Do you have a favourite season? If so, why?
Spring and Autumn are equally beautiful and I love the energy, colours and celebratory rituals of each. I struggle to not feel disappointed with our sometimes soggy summers and mild winters in the UK.
What advice would you give for making the most of the current season?
Summer is a time of year that most of us in the Northern Hemisphere welcome. The temperature has risen, the sun is out (generally) and we are naturally drawn to spending time outdoors. In Chinese Medicine, summer is the time of ultimate Yang; of peak energy.
The element is Fire which is a symbol of divinity, transformation and passion, and as this is the only element that as humans, we can physically can create, fire reminds us of our individual creativity. On an emotional level, Fire corresponds to joy and excitement and our ability to give and receive warmth and love. Joy warms and activates the body; it opens the Heart and inspires people to connect…click here to read more of Gemma’s advice on embracing Summer.
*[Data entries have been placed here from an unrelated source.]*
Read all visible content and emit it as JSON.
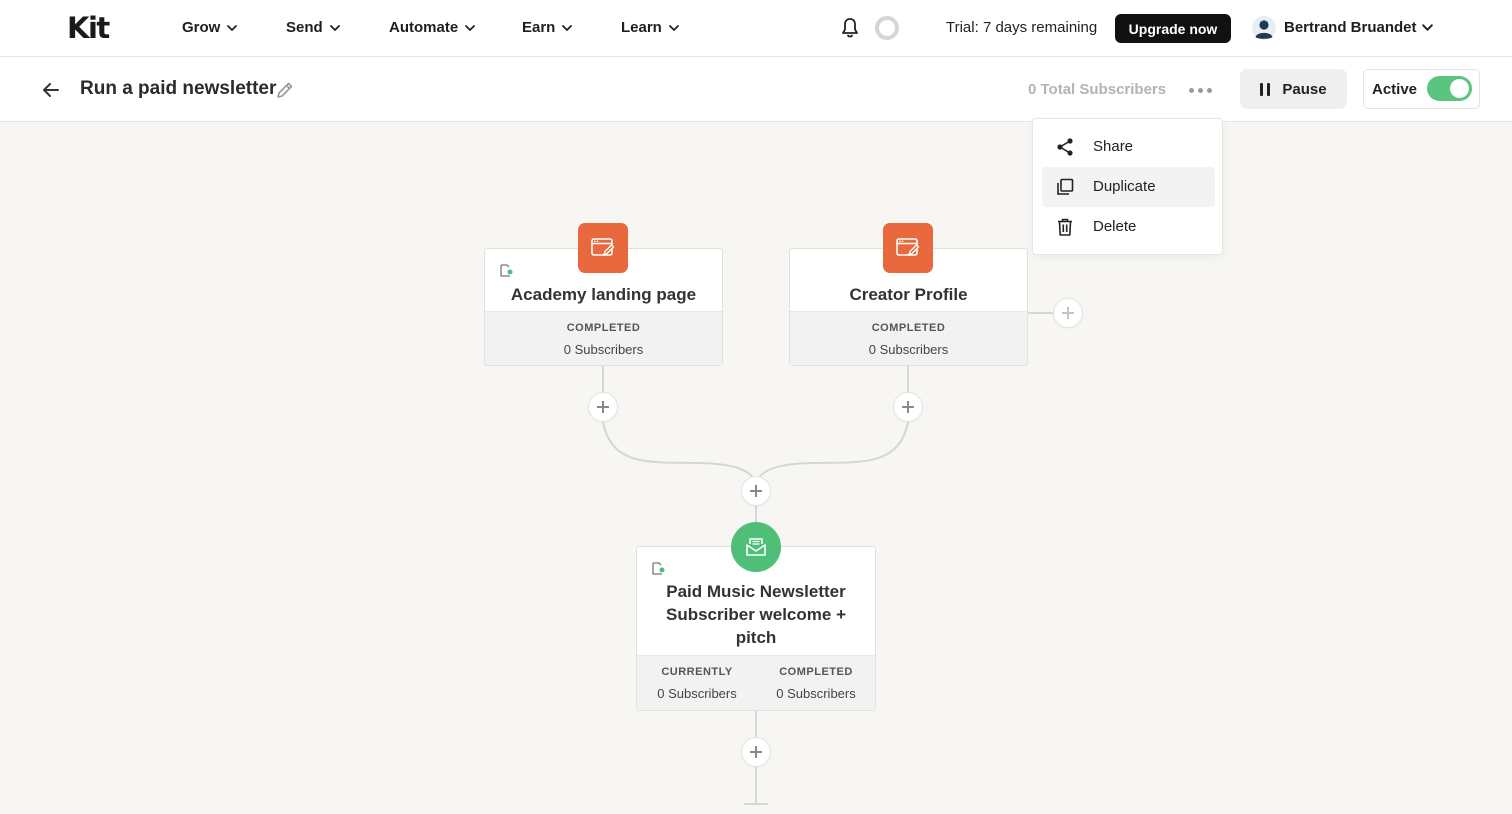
{
  "nav": {
    "logo": "Kit",
    "items": [
      {
        "label": "Grow"
      },
      {
        "label": "Send"
      },
      {
        "label": "Automate"
      },
      {
        "label": "Earn"
      },
      {
        "label": "Learn"
      }
    ],
    "trial_text": "Trial: 7 days remaining",
    "upgrade_label": "Upgrade now",
    "user_name": "Bertrand Bruandet"
  },
  "subheader": {
    "title": "Run a paid newsletter",
    "total_subscribers": "0 Total Subscribers",
    "pause_label": "Pause",
    "active_label": "Active",
    "active_on": true
  },
  "menu": {
    "items": [
      {
        "label": "Share",
        "icon": "share-icon"
      },
      {
        "label": "Duplicate",
        "icon": "duplicate-icon",
        "highlighted": true
      },
      {
        "label": "Delete",
        "icon": "trash-icon"
      }
    ]
  },
  "flow": {
    "entries": [
      {
        "name": "Academy landing page",
        "status_label": "COMPLETED",
        "status_value": "0 Subscribers",
        "icon": "form-icon"
      },
      {
        "name": "Creator Profile",
        "status_label": "COMPLETED",
        "status_value": "0 Subscribers",
        "icon": "form-icon"
      }
    ],
    "sequence": {
      "name_line1": "Paid Music Newsletter",
      "name_line2": "Subscriber welcome +",
      "name_line3": "pitch",
      "icon": "email-sequence-icon",
      "stats": [
        {
          "label": "CURRENTLY",
          "value": "0 Subscribers"
        },
        {
          "label": "COMPLETED",
          "value": "0 Subscribers"
        }
      ]
    }
  },
  "colors": {
    "accent_orange": "#e8693d",
    "accent_green": "#4fbf77",
    "toggle_green": "#5bc47e",
    "upgrade_bg": "#111111"
  }
}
What would you say your favourite ‘little piece of wonder’ is in life?
My daughter. Watching her grow up has been the most powerful learning curve of my life. When I really connect and am with her, she fascinates me.
I think reading is one of the best ways to relax and and unwind. What book(s) have influenced you most in your life?
The books that have influenced me and that I love really depend on where I was in my life. I absolutely can’t choose one. I love reading, but have struggled to read fiction since having my daughter, 6 years ago!
When I was a child I would sit enthralled listening to my mother read The Secret Garden, A Little Princess and Little Lord Fauntleroy by Frances Hodgson Burnett which I had as a hard back collection. At school I loved Mrs Dalloway by Virginia Woolf and To Kill a Mockingbird by Harper Lee (my dog is called Scout). I can easily return to, and fall into, Cider with Rosie by Laurie Lee, I think it’s so beautifully written. But the book which has impacted me most however is The Miracle of Mindfulness by Thich Nhat Hanh. I use the techniques I learned in this book almost daily.
Life can be so hectic and distracting with world news events, work and relationship stresses, social media etc. What advice do you have for living a more connected life?
- Disconnect: Put the devices down and talk to your family or friends. I don’t follow the news very much and have limited my social media to just two platforms. This helps.
- Get outside: Breathe properly, feel your breath in your lungs. Notice beauty wherever you can.
- Practice gratitude: For the simplest of things: your bed, the roof over your head, your washing machine, running water, food…you get the idea.
Do you have any daily tips for moving towards the more connected life that you talk about above?
I’m not going to use the obvious ones here; we all know what we need to be doing more of and sometimes that can be quite stressful in itself. I’d say the easiest and most effective way to start living a more connected life (subjective) is to start with small moves towards doing things that you love or give you pleasure, I call it Vitamin P (pleasure).
Make a list of the things that give you pleasure on a daily basis and try to do just one each day. Remind yourself at the beginning of each day to get a dose of your Vitamin P. Through this practice, you will be giving yourself permission to look after yourself, which will help you practice gratitude which will change your life, I promise.